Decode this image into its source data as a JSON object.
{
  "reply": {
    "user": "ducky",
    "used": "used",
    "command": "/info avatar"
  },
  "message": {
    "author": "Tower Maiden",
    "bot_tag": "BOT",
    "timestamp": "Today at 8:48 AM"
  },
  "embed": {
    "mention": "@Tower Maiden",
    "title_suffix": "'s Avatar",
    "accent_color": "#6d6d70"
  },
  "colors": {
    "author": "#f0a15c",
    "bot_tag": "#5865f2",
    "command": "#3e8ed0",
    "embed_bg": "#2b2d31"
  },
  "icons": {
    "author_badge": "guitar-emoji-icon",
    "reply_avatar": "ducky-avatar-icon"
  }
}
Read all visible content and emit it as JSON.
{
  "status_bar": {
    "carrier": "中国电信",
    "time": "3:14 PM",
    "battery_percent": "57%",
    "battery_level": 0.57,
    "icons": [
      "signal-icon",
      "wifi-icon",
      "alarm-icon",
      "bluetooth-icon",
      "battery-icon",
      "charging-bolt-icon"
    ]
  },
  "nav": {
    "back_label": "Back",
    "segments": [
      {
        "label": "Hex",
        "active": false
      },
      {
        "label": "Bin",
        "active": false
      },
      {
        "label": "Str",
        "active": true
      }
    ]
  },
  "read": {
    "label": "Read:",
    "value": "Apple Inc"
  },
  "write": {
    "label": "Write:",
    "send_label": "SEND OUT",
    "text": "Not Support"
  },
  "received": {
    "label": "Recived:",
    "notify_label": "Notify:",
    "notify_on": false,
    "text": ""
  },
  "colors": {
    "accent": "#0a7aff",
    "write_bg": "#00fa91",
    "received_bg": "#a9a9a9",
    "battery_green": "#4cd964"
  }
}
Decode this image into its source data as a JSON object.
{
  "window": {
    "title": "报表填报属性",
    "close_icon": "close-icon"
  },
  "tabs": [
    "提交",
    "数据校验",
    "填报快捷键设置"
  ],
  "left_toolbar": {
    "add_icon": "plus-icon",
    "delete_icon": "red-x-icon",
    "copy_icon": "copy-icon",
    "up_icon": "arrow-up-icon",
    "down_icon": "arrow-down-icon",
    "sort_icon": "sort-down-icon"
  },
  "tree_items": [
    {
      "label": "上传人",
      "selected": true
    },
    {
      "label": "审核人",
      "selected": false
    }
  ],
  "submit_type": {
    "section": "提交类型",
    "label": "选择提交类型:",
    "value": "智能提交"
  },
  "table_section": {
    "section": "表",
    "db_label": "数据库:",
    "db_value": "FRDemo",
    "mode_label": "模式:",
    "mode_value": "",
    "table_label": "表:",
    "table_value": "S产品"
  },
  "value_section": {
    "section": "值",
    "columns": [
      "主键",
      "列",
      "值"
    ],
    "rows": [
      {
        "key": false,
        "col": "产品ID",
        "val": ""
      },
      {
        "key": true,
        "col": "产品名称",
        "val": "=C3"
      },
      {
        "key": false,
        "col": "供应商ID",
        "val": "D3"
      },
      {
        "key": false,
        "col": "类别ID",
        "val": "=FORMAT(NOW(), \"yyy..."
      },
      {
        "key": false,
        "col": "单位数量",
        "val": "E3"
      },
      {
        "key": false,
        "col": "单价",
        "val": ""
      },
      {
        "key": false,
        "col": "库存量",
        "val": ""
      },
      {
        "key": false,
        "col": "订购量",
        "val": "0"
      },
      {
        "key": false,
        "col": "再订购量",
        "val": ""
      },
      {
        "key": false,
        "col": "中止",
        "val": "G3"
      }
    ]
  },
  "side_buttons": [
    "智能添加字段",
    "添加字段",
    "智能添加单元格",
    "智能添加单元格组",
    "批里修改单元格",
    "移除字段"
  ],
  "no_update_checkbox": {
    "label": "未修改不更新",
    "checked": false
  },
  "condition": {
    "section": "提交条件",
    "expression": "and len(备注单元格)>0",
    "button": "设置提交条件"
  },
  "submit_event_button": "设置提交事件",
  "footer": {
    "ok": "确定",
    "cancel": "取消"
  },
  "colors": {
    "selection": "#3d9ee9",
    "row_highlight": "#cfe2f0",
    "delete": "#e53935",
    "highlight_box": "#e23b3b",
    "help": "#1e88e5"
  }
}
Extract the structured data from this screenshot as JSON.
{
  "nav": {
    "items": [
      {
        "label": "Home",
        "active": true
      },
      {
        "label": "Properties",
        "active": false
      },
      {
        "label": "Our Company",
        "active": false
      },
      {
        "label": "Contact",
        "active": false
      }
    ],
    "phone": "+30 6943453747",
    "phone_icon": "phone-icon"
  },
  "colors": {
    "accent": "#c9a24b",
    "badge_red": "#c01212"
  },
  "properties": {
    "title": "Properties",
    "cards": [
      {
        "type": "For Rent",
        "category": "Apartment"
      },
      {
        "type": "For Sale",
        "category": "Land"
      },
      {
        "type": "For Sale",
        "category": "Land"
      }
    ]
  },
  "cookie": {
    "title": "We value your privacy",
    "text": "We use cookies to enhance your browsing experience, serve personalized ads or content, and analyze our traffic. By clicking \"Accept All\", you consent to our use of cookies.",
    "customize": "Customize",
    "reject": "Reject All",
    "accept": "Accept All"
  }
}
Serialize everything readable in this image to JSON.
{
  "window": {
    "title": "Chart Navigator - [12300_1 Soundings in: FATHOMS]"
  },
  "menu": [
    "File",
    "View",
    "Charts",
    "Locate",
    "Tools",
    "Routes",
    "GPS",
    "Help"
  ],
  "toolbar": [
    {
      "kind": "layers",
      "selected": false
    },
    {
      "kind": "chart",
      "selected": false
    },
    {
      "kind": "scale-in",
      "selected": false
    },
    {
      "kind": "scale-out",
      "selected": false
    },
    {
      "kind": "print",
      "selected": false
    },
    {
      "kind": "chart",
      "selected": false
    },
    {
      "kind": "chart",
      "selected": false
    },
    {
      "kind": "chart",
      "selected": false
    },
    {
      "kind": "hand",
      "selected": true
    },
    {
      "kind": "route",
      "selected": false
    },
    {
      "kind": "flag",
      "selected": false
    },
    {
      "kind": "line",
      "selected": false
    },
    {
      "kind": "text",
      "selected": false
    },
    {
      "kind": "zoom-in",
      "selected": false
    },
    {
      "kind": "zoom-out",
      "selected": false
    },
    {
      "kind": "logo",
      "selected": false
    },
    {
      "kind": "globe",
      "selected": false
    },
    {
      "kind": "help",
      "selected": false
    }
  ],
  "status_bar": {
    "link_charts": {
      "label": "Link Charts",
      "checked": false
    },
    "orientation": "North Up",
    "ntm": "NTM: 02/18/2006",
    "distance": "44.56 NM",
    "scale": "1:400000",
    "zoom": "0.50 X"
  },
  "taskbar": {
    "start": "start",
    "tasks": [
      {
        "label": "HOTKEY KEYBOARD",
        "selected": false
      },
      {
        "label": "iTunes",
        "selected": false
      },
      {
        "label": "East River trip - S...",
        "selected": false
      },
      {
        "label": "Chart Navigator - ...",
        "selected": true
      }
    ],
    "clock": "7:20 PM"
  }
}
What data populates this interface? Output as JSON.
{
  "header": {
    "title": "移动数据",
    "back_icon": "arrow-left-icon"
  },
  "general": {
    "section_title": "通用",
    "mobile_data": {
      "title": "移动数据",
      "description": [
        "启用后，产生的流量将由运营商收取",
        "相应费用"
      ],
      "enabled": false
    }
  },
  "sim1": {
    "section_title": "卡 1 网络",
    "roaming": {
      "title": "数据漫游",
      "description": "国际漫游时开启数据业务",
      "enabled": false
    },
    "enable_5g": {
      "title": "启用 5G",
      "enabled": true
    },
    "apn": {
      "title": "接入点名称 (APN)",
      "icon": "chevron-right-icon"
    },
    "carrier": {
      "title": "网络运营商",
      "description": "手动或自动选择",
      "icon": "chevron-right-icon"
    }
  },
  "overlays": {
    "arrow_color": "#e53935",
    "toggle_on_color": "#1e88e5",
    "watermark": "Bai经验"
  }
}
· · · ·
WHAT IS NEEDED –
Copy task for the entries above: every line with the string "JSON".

TASK SOLUTION –
Decode this image into its source data as a JSON object.
Read all visible content and emit it as JSON.
Decode this image into its source data as a JSON object.
Extract the structured data from this screenshot as JSON.
Serialize everything readable in this image to JSON.
What data populates this interface? Output as JSON.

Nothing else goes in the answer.